members whose sub-sections do not share a common point, i.e. channels and wide
flanges) as "case 2" members where warping is considered to occur when both
ends of the member are fully fixed and thus considered to be restrained
against warp (all this is in the RISA-3D documentation).

The AISC equations are not "length limited", though the warping stiffness and
stress equations, too complex to present here, are dependent on length and a
warping member becomes much less stiff as it's torque length increases. This
equation is based on several factors in addition to J so just modifying J is
essentially meaningless. When you say "we input all the properties manually",
do you mean you also input Cw, Wno and Sw (in addition to A,I,J), because if
you didn't, of course the results are different.

Inclusion of warping torsion in a general frame analysis is very difficult.
This is why almost every program on the market completely ignores this effect.
RISA-3D, however, does not. I would have to see Greg's model to comment on his
results specifically, but we document quite clearly how we handle warping in
the RISA-3D user's manual and we have multiple verification problems that
prove we do what we say we do, and I'm confident that in Greg's case RISA-3D
was doing exactly what it was supposed to do. Also remember, Greg, you have
the option of turning torsional warping effects OFF altogether, in which case
the RISA-3D beam element will be degraded to the same level of accuracy as
other programs.

I think if you take the time to read and understand RISA-3D's implementation
of torsional warping you'll realize there is no "dangerous bug" and RISA-3D is
doing a good job in modeling an exceedingly difficult effect, which is much
better than just ignoring it completely. Again, if you don't agree with what
RISA-3D is doing, just turn warping OFF.

 We've also gotten strange results when we tried to use the plate elements 
 in RISA3D.

As for your comment on RISA-3D's plate element, could you be a bit more
specific? Again, we've extensively documented and tested this element, and
we've provided verification in the RISA-3D manual. Could it be that you had a
poorly defined model instead (as is usually the case)? As before, it's
difficult for me to answer this specifically with actually seeing these
"strange results".

Also, as much as it pains me to do so, I have to defend STAADIII. Your comment
regarding modeling of diaphragms in STAADIII indicated that you attempted to
do this via "MASTER-SLAVE" connections. This is absolutely the wrong way to
model diaphragms, in STAAD or in any other program.  I'm sure your results
were very "strange" indeed due to the fact that your model was strange (and
 >>My advice is to treat all results from analysis programs as wrong until 
>> proven right.

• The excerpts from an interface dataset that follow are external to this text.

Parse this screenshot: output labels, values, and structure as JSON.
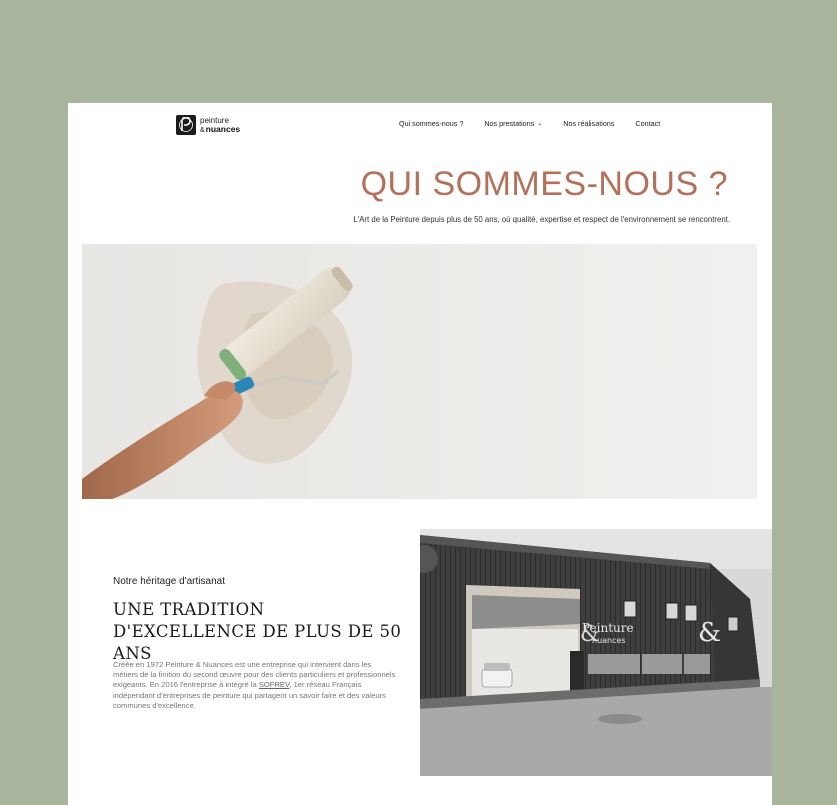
{
  "header": {
    "logo_line1": "peinture",
    "logo_amp": "&",
    "logo_line2": "nuances",
    "nav": [
      {
        "label": "Qui sommes-nous ?"
      },
      {
        "label": "Nos prestations",
        "chevron": "chevron-down-icon"
      },
      {
        "label": "Nos réalisations"
      },
      {
        "label": "Contact"
      }
    ]
  },
  "hero": {
    "title": "QUI SOMMES-NOUS ?",
    "subtitle": "L'Art de la Peinture depuis plus de 50 ans, où qualité, expertise et respect de l'environnement se rencontrent."
  },
  "section": {
    "kicker": "Notre héritage d'artisanat",
    "title": "UNE TRADITION D'EXCELLENCE DE PLUS DE 50 ANS",
    "body_before": "Créée en 1972 Peinture & Nuances est une entreprise qui intervient dans les métiers de la finition du second œuvre pour des clients particuliers et professionnels exigeants. En 2016 l'entreprise à intégré la ",
    "body_link": "SOFREV",
    "body_after": ", 1er réseau Français indépendant d'entreprises de peinture qui partagent un savoir faire et des valeurs communes d'excellence."
  },
  "building_sign": {
    "line1": "Peinture",
    "line2": "nuances",
    "amp": "&"
  },
  "colors": {
    "background": "#a8b59c",
    "accent": "#b5705a",
    "text_dark": "#1a1a1a"
  }
}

Finally, something I can agree with.

Bruce R. Bates
RISA Technologies